▼▼▼
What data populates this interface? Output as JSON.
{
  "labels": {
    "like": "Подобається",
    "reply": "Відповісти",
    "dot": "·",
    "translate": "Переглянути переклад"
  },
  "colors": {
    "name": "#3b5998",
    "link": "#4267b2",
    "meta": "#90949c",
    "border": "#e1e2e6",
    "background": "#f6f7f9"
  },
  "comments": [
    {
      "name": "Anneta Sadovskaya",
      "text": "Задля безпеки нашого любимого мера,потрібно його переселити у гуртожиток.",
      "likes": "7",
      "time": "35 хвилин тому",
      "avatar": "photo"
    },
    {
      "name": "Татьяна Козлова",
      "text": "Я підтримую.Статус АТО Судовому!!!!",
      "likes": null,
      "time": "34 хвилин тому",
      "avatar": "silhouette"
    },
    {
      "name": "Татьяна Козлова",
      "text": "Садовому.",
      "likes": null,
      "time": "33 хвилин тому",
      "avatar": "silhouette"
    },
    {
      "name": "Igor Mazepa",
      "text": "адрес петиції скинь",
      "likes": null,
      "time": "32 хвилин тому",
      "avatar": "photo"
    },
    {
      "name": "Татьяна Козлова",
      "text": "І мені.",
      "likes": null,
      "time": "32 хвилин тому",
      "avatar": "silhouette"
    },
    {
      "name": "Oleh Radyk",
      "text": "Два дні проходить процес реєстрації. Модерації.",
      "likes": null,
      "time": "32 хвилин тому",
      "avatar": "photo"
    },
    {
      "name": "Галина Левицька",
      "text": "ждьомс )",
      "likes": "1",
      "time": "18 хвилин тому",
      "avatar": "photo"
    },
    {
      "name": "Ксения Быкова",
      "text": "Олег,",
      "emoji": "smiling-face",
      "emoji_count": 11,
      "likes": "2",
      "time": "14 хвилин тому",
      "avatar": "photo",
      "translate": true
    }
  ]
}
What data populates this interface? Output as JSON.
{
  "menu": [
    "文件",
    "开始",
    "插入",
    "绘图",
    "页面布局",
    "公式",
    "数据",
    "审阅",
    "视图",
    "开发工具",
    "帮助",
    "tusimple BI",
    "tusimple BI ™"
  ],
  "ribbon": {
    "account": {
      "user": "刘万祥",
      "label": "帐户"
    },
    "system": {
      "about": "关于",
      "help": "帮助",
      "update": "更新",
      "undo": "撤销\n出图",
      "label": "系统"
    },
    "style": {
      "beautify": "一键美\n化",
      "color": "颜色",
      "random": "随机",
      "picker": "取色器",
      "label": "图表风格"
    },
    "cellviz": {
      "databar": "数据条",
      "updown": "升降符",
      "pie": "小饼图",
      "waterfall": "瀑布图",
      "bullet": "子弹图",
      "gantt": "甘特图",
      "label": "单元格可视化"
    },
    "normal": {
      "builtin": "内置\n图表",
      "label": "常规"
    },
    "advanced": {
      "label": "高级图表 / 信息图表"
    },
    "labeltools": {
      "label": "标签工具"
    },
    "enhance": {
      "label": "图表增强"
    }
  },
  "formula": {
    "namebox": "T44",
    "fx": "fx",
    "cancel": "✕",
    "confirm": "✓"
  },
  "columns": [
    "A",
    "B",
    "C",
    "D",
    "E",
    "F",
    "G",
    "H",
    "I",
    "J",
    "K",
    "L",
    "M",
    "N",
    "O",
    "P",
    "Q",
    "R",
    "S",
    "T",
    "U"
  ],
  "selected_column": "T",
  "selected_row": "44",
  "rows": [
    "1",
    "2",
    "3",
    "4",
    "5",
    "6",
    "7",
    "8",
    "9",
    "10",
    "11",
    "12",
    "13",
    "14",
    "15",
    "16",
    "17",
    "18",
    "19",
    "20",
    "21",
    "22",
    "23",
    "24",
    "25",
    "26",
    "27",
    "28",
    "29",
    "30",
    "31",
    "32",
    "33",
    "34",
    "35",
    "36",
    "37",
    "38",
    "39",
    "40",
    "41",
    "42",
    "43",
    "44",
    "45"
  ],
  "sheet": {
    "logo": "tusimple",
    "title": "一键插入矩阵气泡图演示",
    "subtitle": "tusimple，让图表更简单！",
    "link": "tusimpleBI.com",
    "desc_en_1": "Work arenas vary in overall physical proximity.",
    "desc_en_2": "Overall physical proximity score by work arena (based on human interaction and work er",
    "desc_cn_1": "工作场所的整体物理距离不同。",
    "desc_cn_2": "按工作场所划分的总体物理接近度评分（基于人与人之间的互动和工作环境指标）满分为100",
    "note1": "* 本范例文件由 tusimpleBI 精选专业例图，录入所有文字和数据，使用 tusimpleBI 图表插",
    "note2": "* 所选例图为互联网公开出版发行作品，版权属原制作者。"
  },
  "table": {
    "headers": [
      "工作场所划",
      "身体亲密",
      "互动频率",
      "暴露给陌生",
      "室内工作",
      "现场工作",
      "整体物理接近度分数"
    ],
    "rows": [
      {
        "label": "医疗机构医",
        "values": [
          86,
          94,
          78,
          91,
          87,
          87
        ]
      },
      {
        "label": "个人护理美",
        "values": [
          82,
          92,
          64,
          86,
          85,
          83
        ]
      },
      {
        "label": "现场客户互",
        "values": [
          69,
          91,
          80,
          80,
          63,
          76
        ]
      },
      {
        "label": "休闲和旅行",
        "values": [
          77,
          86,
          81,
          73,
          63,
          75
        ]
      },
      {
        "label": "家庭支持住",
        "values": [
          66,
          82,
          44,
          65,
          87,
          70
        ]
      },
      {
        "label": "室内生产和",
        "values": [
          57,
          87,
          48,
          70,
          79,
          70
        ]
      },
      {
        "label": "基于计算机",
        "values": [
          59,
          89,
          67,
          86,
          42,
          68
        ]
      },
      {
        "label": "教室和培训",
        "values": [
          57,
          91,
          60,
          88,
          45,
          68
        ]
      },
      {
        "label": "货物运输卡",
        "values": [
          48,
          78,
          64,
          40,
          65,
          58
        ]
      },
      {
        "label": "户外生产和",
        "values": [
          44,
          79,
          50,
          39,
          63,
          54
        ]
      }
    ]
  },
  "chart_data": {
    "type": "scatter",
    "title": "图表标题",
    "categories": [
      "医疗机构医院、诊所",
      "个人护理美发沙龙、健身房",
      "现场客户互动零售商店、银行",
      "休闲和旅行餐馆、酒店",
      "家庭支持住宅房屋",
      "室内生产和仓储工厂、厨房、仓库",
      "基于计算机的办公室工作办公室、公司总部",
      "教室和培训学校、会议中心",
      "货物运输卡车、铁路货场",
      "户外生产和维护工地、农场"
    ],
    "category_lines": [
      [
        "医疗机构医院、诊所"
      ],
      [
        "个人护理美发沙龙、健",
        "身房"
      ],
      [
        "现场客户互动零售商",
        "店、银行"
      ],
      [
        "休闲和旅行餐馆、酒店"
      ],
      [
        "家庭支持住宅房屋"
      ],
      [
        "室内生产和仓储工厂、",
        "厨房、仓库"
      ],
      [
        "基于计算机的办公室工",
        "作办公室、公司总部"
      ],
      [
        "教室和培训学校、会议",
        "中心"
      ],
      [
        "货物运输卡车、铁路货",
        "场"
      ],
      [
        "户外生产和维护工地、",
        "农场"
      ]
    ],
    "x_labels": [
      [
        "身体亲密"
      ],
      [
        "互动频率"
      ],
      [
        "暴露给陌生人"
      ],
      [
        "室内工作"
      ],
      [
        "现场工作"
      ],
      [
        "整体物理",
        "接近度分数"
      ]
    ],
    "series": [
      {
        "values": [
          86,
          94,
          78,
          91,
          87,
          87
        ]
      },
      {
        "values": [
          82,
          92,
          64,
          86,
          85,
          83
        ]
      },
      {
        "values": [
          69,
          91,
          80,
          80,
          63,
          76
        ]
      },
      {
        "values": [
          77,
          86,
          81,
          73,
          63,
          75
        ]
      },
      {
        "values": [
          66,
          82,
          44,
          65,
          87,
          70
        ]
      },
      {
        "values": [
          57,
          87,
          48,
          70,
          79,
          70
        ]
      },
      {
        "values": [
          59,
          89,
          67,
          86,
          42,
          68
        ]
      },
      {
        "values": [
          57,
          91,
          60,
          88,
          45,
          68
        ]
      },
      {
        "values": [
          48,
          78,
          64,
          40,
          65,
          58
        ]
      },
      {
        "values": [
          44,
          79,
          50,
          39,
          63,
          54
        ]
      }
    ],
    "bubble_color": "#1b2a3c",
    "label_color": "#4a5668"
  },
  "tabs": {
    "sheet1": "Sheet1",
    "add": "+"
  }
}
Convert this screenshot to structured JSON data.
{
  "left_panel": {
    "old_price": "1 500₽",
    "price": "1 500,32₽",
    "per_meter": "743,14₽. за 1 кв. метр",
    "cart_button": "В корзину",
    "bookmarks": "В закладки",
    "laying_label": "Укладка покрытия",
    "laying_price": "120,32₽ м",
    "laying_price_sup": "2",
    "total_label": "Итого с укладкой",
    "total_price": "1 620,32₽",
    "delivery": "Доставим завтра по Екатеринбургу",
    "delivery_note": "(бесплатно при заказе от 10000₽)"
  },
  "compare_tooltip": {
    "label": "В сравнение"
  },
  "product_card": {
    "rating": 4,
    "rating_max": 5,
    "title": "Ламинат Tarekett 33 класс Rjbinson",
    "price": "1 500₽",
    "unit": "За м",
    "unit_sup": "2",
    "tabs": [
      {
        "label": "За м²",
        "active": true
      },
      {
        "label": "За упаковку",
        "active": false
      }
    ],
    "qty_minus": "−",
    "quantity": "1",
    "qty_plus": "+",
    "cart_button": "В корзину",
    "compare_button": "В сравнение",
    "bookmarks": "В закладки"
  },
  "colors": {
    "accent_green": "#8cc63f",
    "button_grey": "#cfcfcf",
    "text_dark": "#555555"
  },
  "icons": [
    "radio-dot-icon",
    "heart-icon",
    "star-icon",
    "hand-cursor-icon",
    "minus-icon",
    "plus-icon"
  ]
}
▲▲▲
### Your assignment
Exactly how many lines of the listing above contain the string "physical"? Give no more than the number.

### Solution
2